Virtual Event. Please register via the Eventbrite link
To better understand the history of racial injustice in policies and how it affects communities of color today, United Way of Central Indiana is presenting a new four-part virtual learning series, “Understanding the Roots of Racism in Food, Housing, Transportation and Health.”
These discussions will feature community experts in the fields of health, housing, food insecurity, and transportation – all focus areas within United Way’s Basic Needs strategy. Because racial disparities persist and result in disproportionate impacts for people of color, the goal of the series is to educate on inequalities and injustices in policy and action that create and perpetuate barriers to services, resources, and opportunities for Black Americans.
Each registrant will be emailed a personalized link to join the discussion 48 hours prior to the event.
Wednesday, July 15 5-6 p.m. Topic: Health
In June, the Indianapolis City-County Council unanimously declared racism a public health crisis. The data is well documented: Black people are more likely to die from cancer and suffer from chronic pain. Black mothers are more likely to die in childbirth. Black children report higher levels of stress. Panelists in this discussion, moderated by United Way’s Vice President of Impact Research & Analytics Denise Luster, will highlight the history of unethical health treatment and how discrimination drives health outcomes – infant mortality, life expectancy, and deadly diseases like COVID-19 – among Black adults and children. The discussion will include ways in which the public and private sectors are working together to improve health outcomes in communities of color.
Wednesday, Aug. 19 5-6 p.m. Topic: Housing
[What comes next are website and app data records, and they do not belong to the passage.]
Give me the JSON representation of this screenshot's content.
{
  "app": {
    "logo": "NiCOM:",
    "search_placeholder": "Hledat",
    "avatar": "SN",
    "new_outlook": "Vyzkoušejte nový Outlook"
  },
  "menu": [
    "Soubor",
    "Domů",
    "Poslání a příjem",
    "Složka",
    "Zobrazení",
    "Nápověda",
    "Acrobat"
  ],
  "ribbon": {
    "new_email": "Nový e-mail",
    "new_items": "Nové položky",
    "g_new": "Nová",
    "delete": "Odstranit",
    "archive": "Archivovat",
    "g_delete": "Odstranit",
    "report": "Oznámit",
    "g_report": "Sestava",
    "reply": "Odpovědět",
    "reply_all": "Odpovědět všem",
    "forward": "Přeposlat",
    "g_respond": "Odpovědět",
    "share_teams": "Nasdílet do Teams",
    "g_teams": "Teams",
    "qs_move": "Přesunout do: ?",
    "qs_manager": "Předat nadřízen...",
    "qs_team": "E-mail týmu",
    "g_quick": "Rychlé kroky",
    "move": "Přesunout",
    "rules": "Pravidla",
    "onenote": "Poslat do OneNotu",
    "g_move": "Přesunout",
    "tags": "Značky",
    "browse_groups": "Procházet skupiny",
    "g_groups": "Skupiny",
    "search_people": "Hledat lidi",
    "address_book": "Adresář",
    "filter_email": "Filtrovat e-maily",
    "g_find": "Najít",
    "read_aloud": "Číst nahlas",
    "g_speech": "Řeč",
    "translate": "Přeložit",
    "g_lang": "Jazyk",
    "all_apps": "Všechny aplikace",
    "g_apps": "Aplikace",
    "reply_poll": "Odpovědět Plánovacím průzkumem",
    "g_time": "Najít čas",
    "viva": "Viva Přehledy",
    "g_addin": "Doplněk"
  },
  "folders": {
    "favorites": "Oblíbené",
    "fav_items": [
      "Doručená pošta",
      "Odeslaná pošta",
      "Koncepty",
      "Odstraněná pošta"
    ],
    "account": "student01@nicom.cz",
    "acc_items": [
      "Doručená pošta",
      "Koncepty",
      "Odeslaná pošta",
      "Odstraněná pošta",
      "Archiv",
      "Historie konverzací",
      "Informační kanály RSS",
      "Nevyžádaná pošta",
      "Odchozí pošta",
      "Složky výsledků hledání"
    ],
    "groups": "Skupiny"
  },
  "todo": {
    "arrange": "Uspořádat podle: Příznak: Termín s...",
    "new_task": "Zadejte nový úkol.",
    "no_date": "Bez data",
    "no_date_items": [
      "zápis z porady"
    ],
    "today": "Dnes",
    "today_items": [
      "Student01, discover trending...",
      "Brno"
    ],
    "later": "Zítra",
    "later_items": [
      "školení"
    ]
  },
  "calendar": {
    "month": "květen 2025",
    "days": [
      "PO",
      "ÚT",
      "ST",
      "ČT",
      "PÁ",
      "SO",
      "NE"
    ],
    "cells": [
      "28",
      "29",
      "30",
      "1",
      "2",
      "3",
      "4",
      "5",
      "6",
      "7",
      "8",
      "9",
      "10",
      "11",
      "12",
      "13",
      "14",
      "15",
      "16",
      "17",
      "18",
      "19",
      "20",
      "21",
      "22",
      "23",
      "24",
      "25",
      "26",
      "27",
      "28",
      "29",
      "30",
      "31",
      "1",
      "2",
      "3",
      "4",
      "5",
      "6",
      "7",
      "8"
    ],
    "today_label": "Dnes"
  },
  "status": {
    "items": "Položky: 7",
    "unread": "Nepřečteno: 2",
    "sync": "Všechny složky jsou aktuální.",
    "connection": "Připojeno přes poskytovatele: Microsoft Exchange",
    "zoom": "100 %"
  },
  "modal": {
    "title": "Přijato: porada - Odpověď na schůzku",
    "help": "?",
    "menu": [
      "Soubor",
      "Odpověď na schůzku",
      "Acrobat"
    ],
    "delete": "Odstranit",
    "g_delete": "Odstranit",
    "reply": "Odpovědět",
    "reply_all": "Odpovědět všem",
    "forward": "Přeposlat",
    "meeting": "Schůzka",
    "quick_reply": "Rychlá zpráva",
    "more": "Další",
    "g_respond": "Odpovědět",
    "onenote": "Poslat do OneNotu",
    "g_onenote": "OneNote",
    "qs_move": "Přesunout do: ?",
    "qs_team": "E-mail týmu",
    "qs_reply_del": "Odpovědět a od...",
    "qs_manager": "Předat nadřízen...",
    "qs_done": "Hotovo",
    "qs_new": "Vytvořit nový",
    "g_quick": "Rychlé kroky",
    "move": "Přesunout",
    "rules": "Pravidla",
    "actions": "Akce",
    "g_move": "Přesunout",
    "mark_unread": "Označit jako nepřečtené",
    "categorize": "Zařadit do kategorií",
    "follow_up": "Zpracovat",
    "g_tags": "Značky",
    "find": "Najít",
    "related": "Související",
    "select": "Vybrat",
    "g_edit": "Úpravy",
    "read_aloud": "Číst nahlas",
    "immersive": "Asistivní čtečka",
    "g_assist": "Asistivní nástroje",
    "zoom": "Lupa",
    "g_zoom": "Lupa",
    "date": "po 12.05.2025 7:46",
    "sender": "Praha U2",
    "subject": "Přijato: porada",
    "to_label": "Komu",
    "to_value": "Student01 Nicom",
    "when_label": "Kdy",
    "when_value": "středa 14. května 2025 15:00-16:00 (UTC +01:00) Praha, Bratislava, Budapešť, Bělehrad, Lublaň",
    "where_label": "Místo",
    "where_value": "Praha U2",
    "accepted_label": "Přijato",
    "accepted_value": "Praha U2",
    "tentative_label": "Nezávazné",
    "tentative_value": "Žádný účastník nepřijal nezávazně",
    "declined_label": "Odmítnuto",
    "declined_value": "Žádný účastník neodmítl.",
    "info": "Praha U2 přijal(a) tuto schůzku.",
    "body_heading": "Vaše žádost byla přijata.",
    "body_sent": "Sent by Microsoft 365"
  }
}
Even though it has been more than 50 years since the passage of the landmark federal Fair Housing Act that abolished redlining, recent reports from the Fair Housing Center of Central Indiana indicate significant levels of discrimination against African Americans. Speakers will help educate on the history of discriminatory practices as they relate to purchasing, renting and buying homes in our community, how historically city planning often displaced Black neighbors, the laws created over the years to protect people of color, and what effort still remains to create equal opportunities for all homeowners.
Wednesday, Sept. 16 5-6 p.m. Topic: Food
African Americans are more than twice as likely to experience hunger and only 8% have a grocery store in their census tract. The USDA defines food insecurity as a “household-level economic and social condition of limited or uncertain access to adequate food.” Food insecurity in households with children causes adverse physical, social and psychological outcomes for the whole family, including greater risk for diabetes, hypertension, depression, stress and behavioral problems. And in Black populations, food insecurity is significantly higher than for whites. Learn more from our panelists about the work that needs to be done to continue dismantling racism in community food efforts.
Wednesday, Oct. 21 5-6 p.m. Topic: Transportation
The struggle for people of color to access public transportation has a long history – from Frederick Douglass entering a train car reserved for white passengers in 1841 to the 20th century bus boycotts in the South which lead to landmark civil rights legislation. Transportation affects where we live, work, play and go to school, and it serves as a key issue in addressing poverty, unemployment, health care, and education. Join an important discussion about transportation and why it remains a civil rights issue in many communities.
This is a four-part series, beginning on July 15, August 19, September 16, and October 21